i play a game with friends: what role would you like to see played by .... (insert name of grotesquely typecast actor) play? and id really like to see keanu play the lead in a film based on the life of richard ramirez :D
I basically approached it as a movie about a magician who just happens to be named John Constantine. Otherwise the disappointment would be too great.
My approach exactly.
But they completely, utterly failed to capture the character.
I only know the character peripherally through the Sandman but your line above realized my worst fears. Swinton though sounds like she alone is worth the price of admission.
Given the cost of movies like this I'm even more amazed that the Sin City movie manages to stay true to the feel of the comic.
See, I think Sin City is going to be a complete disaster. I'm sure it will be visually a lot like the comic, but I expect it will be like seeing a camera pointed at someone flipping pages in the book going, "Look! Look! Look how clever we are for having exactly duplicated the framing of this page!"

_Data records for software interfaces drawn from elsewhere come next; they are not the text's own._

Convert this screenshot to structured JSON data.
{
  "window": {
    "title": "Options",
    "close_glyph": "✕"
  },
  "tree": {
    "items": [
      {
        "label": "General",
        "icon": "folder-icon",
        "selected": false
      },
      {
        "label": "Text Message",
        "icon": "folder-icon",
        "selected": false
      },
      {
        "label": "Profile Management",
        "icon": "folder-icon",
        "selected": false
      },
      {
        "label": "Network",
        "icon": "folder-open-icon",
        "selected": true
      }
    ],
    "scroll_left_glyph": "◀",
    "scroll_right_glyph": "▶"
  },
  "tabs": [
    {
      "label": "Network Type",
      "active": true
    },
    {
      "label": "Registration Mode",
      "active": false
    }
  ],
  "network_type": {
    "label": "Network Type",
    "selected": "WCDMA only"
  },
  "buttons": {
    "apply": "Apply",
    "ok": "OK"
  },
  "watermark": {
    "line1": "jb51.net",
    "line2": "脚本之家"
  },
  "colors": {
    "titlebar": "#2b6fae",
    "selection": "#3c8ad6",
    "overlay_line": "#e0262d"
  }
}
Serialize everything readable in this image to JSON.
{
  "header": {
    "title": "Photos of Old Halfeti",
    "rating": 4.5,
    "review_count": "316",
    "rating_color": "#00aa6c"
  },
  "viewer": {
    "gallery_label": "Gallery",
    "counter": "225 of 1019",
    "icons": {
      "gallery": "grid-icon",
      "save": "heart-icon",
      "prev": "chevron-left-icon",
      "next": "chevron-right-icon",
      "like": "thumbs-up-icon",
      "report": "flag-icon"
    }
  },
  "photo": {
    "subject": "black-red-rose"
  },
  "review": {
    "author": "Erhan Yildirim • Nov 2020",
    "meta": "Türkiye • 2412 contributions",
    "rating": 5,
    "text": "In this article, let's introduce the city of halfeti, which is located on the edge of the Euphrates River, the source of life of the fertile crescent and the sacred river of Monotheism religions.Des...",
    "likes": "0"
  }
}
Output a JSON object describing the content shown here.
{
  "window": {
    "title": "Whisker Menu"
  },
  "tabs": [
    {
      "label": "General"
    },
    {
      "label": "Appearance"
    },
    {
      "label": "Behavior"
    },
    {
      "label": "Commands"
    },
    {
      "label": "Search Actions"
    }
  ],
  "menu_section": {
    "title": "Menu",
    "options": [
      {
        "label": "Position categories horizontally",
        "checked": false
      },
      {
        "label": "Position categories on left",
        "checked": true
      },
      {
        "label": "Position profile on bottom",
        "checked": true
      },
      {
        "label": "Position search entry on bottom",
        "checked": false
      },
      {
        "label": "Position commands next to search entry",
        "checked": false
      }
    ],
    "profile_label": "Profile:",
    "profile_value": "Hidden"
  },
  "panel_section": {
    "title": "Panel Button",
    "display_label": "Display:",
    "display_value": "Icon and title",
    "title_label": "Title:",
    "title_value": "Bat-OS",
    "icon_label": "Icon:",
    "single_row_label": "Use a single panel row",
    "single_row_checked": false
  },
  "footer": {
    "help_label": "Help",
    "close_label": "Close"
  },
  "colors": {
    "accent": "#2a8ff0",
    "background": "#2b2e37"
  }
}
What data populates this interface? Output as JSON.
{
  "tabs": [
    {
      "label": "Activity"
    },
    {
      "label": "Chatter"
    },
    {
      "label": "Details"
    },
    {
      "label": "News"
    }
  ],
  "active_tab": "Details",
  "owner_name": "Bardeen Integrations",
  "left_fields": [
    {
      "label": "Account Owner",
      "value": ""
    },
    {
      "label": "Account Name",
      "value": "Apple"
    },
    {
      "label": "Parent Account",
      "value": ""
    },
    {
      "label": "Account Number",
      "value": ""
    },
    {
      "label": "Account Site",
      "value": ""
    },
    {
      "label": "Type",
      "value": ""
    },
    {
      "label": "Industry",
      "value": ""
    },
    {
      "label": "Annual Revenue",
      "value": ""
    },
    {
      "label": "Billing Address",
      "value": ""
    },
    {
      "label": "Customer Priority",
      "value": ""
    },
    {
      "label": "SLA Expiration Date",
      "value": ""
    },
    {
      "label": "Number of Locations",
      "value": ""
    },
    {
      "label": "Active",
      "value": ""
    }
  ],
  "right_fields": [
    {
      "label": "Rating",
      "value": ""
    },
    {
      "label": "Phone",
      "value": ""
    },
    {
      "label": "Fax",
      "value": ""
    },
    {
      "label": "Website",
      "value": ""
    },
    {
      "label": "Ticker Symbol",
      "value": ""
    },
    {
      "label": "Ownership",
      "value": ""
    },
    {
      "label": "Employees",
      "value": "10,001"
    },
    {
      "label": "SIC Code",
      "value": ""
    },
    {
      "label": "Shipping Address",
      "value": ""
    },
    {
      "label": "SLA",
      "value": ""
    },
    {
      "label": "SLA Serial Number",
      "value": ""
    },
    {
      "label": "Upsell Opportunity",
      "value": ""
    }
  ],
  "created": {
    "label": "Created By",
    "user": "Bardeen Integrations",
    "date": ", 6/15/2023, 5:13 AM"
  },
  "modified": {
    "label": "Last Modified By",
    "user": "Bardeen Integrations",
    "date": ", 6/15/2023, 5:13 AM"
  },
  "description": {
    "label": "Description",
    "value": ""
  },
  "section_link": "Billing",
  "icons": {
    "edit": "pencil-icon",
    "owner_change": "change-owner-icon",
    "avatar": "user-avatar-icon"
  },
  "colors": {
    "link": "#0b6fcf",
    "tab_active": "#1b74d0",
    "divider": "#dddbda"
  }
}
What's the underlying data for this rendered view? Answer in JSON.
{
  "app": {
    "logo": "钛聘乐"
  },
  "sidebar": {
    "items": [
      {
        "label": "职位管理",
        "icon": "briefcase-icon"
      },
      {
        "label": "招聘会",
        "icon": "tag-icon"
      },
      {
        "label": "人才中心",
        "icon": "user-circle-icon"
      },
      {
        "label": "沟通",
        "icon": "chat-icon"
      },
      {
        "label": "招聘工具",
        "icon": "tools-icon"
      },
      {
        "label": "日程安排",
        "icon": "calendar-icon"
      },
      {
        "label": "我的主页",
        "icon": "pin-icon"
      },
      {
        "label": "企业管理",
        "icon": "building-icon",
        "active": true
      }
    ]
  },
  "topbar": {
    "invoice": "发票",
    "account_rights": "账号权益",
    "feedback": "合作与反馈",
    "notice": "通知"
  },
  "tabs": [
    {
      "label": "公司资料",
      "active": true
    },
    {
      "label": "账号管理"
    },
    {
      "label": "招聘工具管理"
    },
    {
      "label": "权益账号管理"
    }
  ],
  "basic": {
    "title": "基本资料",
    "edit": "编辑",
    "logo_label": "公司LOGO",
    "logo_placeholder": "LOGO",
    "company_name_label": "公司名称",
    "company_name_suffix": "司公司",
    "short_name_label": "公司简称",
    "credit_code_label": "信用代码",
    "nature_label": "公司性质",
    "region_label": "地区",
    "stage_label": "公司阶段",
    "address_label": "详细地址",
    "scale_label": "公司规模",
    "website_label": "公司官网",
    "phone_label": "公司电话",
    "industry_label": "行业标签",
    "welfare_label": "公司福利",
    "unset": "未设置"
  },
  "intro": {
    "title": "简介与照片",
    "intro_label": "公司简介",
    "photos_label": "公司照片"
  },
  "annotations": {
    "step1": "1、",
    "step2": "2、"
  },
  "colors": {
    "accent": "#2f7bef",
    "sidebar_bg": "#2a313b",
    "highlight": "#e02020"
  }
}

It will be nice if I'm surprised, but I expect it to be a total cringe-fest.
Good, I'm not insane thinking the movie was crap.
Now I wonder how A Scanner Darkly will fare.
I like PKD, but haven't liked too many movie adaptations of his stories.
Plus the cel shading filter used on the movie might just be a tad annoying.
The broken-skull demons were totally uninspired and boring. They were less scary than nippless harpies.<a href="http://www.oddculture.com/van_helsing.html">It's so totally not cold out at all! Whoops, wrong movie. Same gestalt, though.Going to a "comic book movie" probably produces the same emotional state as 1950's skiffy schlock did for people in that time era.A.
I'm curious, and don't think I remember seeing a post on the subject: did you see Hellboy?
Yeah, I thought Hellboy was pretty good!
I did too, and thought it did a good job adapting the feel of the comic to the requirements of a movie, but I've had some fans of the comic tell me they thought it was terrible. I sort of wonder what they would have wanted.
Of course, Hellboy had been in the works since before The Matrix, X-Men and Spider-Man came out, which probably has something to do with why it didn't suck.
See, I became a fan of the comic book when I heard about the movie, and I was completely happy with it.
I think hardcore fans of the comic book might have been bitching about the way they conflated a bit of history and mucked with the order of continuity but, really, screw those people.
Hmm. The comic book Constantine sounds much more interesting. I really enjoyed Swinton as Gabriel.
Look at all the other "inspired by" crap with his name on it: I, Robot, 2 Batman movies, Lost In Space.. The list is pretty shameful.
But they completely, utterly failed to capture the character
I've read the entirety of Swamp Thing and Hellblazer, and I have to disagree. I think by and large, they came as close as one could expect to the comic character. Except that they should have cast Sting (how many characters can you cast the guy the character was modelled after) and they really, really, shouldn't have made it an action movie in the second half.
I was pretty surprised by how many elements from the comics they wove in. Although I'd rather have seen Map than Papa Midnight. Oh, and Chas was all wrong. Better to leave him out.
they came as close as one could expect to the comic character
In a big Hollywood movie, I meant to say.